I have seen them happen, either in my own home or in the homes of wonderful Catholic families I know personally. The reality is that Catholic families are not immune to the trials of the world, no matter how hard we try or how long we pray.
Catholic children raised in practicing Catholic families may still go to parties and party just as hard as their non-Catholic friends who have never gone to church. Catholic daughters may still text mean posts to their Face Book status during youth group meetings. Catholic children may still get tattoos and piercings in places we never dreamed of the moment they turn 18. Catholic children may turn into unwed, teenaged parents. Catholic children may grow to young adults who do not step foot in a church for an entire year after they move out from home.

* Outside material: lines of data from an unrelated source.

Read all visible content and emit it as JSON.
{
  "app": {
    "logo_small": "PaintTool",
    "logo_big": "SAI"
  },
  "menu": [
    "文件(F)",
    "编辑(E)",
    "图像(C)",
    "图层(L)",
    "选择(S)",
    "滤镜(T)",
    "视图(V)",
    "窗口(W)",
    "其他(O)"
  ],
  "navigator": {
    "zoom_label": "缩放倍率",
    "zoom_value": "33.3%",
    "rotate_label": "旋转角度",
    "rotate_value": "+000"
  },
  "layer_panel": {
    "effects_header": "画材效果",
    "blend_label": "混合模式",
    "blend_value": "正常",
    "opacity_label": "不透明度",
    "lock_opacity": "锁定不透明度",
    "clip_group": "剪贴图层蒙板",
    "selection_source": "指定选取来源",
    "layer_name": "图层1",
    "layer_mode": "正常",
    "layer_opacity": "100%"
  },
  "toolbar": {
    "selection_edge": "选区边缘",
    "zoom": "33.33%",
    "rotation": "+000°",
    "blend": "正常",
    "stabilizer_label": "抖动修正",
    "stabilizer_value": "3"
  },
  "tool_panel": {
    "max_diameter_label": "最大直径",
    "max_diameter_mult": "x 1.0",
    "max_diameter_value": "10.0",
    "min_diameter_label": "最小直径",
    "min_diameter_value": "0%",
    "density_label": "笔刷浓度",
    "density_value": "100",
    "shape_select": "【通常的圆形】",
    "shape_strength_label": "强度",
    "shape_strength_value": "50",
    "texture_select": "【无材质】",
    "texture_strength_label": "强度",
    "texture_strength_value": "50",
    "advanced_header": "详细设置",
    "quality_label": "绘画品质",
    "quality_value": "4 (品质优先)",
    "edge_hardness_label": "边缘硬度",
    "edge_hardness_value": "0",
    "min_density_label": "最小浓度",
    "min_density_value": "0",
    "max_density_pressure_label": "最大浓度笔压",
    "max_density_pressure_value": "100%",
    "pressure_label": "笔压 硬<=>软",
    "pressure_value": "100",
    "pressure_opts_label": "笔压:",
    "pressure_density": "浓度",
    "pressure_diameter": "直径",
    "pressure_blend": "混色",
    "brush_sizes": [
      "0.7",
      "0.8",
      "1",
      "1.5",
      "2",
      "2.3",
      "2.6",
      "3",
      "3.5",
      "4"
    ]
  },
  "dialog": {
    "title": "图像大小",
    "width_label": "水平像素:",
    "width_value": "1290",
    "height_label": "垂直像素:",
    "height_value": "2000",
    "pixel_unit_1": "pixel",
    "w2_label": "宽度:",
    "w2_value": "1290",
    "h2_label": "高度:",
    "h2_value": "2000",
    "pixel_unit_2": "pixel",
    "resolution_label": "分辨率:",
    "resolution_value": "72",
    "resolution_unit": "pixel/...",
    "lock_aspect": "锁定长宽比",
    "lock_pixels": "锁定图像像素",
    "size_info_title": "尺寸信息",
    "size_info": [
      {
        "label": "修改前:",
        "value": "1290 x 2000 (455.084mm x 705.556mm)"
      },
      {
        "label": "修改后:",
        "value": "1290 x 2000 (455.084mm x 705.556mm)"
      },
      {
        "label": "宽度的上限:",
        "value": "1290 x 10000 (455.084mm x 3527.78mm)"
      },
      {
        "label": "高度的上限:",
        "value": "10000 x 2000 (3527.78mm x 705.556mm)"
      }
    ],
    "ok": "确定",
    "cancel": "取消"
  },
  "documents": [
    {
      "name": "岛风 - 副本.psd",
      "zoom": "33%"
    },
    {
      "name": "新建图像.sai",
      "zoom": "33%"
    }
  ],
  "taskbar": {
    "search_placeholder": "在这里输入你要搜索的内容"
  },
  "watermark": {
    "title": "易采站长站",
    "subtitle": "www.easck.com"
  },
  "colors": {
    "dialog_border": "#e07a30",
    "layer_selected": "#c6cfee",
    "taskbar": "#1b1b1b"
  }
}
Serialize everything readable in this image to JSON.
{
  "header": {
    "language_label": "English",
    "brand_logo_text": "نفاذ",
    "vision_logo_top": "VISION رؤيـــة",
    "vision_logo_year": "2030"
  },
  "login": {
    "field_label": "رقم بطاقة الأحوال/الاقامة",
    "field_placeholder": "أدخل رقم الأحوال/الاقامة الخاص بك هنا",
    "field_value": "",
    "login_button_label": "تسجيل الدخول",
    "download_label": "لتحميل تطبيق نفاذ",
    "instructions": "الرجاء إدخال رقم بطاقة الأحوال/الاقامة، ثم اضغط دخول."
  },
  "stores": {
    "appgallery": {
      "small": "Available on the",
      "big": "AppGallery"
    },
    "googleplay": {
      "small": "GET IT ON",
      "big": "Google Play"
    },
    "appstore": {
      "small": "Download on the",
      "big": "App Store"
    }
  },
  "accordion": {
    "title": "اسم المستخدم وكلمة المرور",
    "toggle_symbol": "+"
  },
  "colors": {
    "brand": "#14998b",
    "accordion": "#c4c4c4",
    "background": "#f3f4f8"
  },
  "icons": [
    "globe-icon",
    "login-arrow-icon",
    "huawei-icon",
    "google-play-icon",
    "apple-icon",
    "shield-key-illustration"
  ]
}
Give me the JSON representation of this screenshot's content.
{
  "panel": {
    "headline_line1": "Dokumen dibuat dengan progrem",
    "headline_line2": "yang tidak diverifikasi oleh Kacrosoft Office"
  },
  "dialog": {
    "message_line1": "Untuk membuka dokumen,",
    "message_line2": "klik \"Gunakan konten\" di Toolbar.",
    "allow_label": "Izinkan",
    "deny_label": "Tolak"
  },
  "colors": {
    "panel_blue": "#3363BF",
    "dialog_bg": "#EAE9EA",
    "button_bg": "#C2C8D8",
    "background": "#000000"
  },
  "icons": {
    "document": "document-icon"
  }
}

So why work so hard --- why try so hard --- if all that lies ahead is the inexplicable decision by those children who may choose to walk a path that is clearly not the path we envisioned? We wanted to do nothing more with our lives than to return to God the children He entrusted to us; and now, what if our children choose to live apart from Him?
It is easy to begin to feel as if we have failed --- failed at the most important task we ever hoped to accomplish. When we begin to feel this way, I think it is important to remember one truth: Only one couple in the history of mankind has raised a perfect child and they would be the first to assure us that it was all by the grace of God.
We must be careful not to assume that it's a flaw in parenting that has resulted in a child's decision to live outside the life of faith. Children --- even carefully raised children --- grow into adults with free will. Every choice a child makes is not always a reflection of his parents. It's a reflection of that child's own relationship with his Creator. But God isn't finished yet.
Are we really prideful enough to believe that if we just do things a certain way we can overcome free will in our children and raise perfect, sinless saints? Because we can't. Aside from our Blessed Mother, there are no sinless saints. We are all "Saints in Training.”
Sometimes we forget that it is not mothers and fathers who make saints of children; it is God Himself, in His own time, according to His own plan.
St. Peter walked with Jesus. Jesus was his teacher in the faith. Jesus was the Master Teacher. And still Peter was a liar, a denier, a weak-willed wimp --- right up until the time that Jesus died. He was taught by God Himself, surely the best teacher of all, and he still didn't get it at first. And yet Jesus entrusted to him the keys of His Kingdom because He knew God’s plan for him.
By the second chapter of the Acts of the Apostles, after he has been filled with the Holy Spirit, Peter is every bit a man of God. He speaks boldly and eloquently. He is a leader for Christ. I think, as parents, that sometimes we will also be called to wait in faith for that “Second Act.”
There is no guarantee that the children we are raising will be saints, but we can work together towards heaven. God entrusted us with children for a reason. We can build a strong family culture. We can walk together, just as Jesus walked and worked with Peter, every day, day in and day out, endeavoring to be Christ to one another, sure that we have free will, but that we have grace, too. We can accept that our children will one day leave home and that they might make poor choices.
However, we can also cling to the truth that, as we wait for God to work in the hearts of these children in whom we've invested so much, we can rely on God's grace.
And we can remember, just as I was reminded by my 34 little Saints in Training: The saints were human beings. Just like us. Just like our children. And each one of us is called to be a saint one day. But for now, each one of us, by the Grace of God, is a Saint in Training.
Thérèse Corsaro teaches at St. Mary School, Palmdale.